Black Women. Black Words.

by Athena Dixon

Founder, Linden Avenue Literary Journal


 

Seven years ago, when Linden Avenue came to be, I never dreamed it would still be a part of my life. To be honest, I never fully saw beyond the first few issues. All I knew was that I had a Tumblr page and a publishing agreement. I knew that I felt there were so many voices left out of the literary conversation and I wanted to find a way to give them a forum. Over the years, the journal has ebbed and flowed. However, one thing has remained constant, our dedication to having black women at the helm and the heart of what we do.

It has always been important to me that Linden Avenue be led by a variety of black women writers, editors, and creatives. Each of us are fully committed to our creative pursuits no matter our walks of life or location. That passion extends into our work with Linden Avenue. We give our eyes and our ears to writers who may not have another path into this world. However, being able to create a space where black women are able to gain not only publication credits, but also experience behind the scenes of a journal is something that brings me joy.

Mary Helen Washington remarks in the forward to the Perennial Classics edition of Their Eyes Were Watching God , that Richard Wright, and his male contemporaries, were not willing to hear “the quieter voice of a woman searching for self-realization.” Hurston, and her sisters, struggled with the notion from both white society and their own men that their protests, their stories were not as important. Washington elaborates, “Here, finally, was a woman on a quest for her own identity and, unlike so many other questing figures in black literature,  her journey would take her, not away from, but deeper and deeper into blackness, the descent into the Everglades with its rich black soil, wild cane, and communal life representing immersion into black traditions.”

Hurston makes Janie unabashedly black and female. She does not allow her self-discovery to devolve into a denial of either aspect of who she is. And here is the crux. I always wondered how in the literary landscape can black women achieve the same?

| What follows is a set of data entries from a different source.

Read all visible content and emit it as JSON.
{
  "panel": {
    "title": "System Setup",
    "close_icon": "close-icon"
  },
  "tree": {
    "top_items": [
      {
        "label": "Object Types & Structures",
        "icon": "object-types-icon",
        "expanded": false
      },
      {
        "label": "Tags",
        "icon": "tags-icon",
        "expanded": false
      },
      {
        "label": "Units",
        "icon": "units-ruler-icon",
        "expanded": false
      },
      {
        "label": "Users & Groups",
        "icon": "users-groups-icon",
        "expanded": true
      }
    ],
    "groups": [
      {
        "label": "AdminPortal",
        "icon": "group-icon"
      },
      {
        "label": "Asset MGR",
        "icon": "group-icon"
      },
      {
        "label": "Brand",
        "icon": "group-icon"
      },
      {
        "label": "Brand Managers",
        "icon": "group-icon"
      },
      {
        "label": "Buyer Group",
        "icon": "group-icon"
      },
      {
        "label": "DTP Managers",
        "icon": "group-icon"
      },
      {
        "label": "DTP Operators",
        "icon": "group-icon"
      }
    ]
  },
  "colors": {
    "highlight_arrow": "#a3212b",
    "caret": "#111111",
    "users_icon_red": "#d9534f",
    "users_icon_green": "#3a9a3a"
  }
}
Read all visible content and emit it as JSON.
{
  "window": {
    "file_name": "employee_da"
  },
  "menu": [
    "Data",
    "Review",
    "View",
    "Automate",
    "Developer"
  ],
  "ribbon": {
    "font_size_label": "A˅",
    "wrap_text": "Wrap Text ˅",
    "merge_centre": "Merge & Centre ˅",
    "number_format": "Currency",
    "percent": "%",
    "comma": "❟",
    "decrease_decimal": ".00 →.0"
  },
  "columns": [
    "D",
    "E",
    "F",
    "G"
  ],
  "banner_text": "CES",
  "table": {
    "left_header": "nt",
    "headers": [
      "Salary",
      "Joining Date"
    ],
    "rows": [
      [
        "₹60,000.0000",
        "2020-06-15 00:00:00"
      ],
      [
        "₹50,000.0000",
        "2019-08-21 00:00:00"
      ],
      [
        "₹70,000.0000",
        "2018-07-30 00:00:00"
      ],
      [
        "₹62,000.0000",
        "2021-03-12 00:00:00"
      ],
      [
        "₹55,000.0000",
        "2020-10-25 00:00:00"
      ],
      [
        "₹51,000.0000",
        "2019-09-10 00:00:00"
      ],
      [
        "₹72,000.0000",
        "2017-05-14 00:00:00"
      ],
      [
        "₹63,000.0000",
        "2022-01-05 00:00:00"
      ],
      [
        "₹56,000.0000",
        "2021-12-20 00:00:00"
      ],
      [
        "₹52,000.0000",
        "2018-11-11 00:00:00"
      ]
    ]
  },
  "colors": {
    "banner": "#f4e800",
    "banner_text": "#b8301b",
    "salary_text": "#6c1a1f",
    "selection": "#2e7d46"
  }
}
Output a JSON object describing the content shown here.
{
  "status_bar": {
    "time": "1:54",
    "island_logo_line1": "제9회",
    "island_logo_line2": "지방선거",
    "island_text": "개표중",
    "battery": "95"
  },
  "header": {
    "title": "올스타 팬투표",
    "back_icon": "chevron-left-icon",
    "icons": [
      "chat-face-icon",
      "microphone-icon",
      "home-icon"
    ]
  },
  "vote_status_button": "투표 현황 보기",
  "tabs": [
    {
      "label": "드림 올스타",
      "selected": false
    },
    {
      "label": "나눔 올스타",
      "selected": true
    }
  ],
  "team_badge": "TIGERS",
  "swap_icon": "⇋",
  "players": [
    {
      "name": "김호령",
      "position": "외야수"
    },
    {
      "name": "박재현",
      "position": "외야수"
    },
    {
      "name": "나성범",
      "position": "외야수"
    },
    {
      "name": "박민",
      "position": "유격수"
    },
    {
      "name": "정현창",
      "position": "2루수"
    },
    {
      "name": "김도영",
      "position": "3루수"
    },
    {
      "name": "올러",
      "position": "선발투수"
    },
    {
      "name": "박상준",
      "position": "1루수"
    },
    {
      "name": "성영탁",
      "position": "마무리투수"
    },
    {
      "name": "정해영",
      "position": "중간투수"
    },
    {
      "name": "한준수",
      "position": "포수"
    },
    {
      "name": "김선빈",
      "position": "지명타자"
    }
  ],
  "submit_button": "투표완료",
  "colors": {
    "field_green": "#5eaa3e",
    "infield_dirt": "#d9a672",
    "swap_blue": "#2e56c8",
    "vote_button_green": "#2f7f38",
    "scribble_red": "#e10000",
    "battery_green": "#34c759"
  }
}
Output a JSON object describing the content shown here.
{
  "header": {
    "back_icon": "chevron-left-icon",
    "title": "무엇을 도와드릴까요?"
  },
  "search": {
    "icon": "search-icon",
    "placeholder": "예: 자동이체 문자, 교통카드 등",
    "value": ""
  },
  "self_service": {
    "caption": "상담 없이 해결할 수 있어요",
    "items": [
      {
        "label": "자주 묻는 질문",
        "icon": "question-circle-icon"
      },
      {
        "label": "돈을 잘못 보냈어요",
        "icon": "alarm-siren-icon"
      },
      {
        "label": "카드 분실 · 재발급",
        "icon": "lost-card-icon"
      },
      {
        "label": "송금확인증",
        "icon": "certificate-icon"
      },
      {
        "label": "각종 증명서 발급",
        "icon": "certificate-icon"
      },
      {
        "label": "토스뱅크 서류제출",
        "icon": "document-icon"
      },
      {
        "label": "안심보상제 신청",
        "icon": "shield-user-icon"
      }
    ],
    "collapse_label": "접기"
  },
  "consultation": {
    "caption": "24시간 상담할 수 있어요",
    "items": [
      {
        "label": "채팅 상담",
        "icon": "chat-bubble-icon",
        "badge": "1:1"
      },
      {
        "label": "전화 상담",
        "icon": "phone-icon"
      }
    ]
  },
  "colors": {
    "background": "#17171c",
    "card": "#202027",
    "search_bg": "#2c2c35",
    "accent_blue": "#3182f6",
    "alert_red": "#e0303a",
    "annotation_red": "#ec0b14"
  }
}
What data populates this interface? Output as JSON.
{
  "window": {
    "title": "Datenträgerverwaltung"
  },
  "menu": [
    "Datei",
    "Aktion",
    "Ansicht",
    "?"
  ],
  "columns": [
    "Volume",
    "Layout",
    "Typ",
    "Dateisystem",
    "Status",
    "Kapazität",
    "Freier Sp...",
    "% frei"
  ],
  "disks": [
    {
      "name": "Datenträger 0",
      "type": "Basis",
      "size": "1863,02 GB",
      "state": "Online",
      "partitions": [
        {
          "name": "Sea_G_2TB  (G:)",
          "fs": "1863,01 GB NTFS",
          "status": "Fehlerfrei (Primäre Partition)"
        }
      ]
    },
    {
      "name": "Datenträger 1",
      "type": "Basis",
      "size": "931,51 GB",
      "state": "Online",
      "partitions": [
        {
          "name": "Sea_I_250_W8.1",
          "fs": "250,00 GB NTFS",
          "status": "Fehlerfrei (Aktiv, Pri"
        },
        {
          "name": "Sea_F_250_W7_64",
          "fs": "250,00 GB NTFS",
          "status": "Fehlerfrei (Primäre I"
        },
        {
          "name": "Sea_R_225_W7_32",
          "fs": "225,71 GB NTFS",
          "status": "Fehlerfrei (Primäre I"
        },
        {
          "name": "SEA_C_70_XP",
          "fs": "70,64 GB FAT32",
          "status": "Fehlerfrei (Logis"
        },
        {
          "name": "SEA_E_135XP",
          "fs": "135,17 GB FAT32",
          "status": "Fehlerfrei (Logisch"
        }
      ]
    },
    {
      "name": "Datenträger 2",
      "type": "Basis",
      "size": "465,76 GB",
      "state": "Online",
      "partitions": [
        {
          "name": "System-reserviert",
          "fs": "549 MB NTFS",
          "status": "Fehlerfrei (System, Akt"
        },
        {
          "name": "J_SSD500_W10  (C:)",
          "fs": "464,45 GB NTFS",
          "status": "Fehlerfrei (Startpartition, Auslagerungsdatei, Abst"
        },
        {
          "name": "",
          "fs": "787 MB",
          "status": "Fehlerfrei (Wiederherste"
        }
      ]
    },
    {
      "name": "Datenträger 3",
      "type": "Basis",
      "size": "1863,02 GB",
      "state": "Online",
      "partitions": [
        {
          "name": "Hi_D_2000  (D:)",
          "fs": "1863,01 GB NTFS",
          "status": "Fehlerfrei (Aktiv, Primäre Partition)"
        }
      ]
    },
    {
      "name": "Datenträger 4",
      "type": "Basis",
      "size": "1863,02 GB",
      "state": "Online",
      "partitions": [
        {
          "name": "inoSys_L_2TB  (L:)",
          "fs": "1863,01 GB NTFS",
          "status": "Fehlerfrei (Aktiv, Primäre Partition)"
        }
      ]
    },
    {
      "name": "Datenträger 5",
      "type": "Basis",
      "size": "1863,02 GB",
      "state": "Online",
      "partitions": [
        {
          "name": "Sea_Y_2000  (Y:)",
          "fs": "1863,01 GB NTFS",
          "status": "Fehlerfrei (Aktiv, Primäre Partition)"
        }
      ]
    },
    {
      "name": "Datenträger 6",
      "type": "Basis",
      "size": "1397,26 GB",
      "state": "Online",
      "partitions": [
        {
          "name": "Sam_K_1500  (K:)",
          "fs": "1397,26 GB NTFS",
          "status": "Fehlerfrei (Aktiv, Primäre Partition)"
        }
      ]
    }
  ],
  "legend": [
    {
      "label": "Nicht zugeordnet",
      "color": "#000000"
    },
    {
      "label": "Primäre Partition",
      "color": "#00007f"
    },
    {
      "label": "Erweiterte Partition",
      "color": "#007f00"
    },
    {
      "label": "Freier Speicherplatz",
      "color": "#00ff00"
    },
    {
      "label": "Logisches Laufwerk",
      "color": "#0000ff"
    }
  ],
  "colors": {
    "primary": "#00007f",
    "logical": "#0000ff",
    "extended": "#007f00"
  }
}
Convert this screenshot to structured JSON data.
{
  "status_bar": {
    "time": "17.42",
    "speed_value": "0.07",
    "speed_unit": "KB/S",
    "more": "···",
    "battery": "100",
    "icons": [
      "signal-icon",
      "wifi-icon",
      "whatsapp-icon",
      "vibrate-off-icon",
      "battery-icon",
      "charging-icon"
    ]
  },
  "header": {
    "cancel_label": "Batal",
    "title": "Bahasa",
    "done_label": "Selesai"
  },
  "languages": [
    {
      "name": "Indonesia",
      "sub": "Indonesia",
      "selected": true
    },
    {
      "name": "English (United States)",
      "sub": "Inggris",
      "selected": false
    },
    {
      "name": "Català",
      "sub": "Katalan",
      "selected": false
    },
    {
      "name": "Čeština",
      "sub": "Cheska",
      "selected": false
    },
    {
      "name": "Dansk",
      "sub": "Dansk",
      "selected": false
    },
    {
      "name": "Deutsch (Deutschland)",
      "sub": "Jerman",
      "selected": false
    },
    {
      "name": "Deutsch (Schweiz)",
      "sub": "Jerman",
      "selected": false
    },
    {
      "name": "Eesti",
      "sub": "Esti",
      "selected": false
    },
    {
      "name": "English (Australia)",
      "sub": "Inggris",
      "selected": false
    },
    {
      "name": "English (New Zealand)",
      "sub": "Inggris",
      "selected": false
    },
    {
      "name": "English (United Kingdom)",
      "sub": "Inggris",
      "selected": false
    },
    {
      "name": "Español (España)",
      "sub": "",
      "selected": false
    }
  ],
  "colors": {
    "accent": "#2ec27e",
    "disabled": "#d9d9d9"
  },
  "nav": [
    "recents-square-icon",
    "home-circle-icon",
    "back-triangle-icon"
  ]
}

Just as Janie’s pear tree dream from the opening chapter illustrates, black women are often left wondering when the world will be made for them. “She had glossy leaves and bursting buds and she wanted to struggle with life but it seemed to elude her. Where were the singing bees for her? Nothing on the place nor in her grandma’s house answered her. She searched as much of the world as she could from the top of her front steps and then went on down to the front gate and leaned over to gaze up and down the road, Looking, waiting, breathing short with impatience. Waiting for the world to be made.” Hurston wrote.

For generations now, black women have looked up and down the road, and oft times, when offered a place on that road, have been asked to walk paces behind. How much longing has been built waiting for our worlds to be made? A world where body and beauty acceptance isn’t advertised by the same shades of pale? A world where the pay gap isn’t simplified into cents on the dollar as a blanket statement? A world where our disappearances, rapes, assaults, and murders aren’t blips on the radar, if mentioned at all? A world where we aren’t expected to hold fast while feminism moves forward? A world where the acceptance of the sassy, black sidekick is just as unacceptable as blonde jokes?

In our seventh anniversary issue, we are proud to showcase the words of a group of amazing black woman writers. Each of them has trusted us to give a platform to their experiences, triumphs, and tragedies. These worlds have been shaped by black hands who know the care it takes to craft voice and character. By black women writers who offer up bits of a collective soul to make sure we are seen and heard by shout or by whisper. These women, these writers, are digging deeply into the rich soil of their lives and experiences and for that we are grateful. It is our honor to share their work with you.

Thank you for listening to us since Issue One and thank you for giving us a chance to move more deeply into the future one writer at a time.

 

 


Athena Dixon is a poet and essayist. Her work has appeared both online and in print at Narriatively, The Grief Diaries, The Rising Phoenix Review, Blackberry: A Magazine, THIS Magazine, Pluck!, Compose Journal, and OVS Magazine among others. Athena has been a presenter at both AWP and HippoCamp, has been nominated for a Pushcart Prize and Best of the Net, and is a Tin House scholar, VONA, and Callaloo fellow. She holds an MFA in Creative Writing from Queens University of Charlotte and bachelors degrees in English and Sociology from Kent State University and Youngstown State University. Her chapbook, No God in This Room, is available from Winged City Press. Her work is also forthcoming in The Breakbeat Poets Volume 2: Black Girl Magic. She writes, edits, and resides in Philadelphia. Learn more about Athena at www.athenadixon.com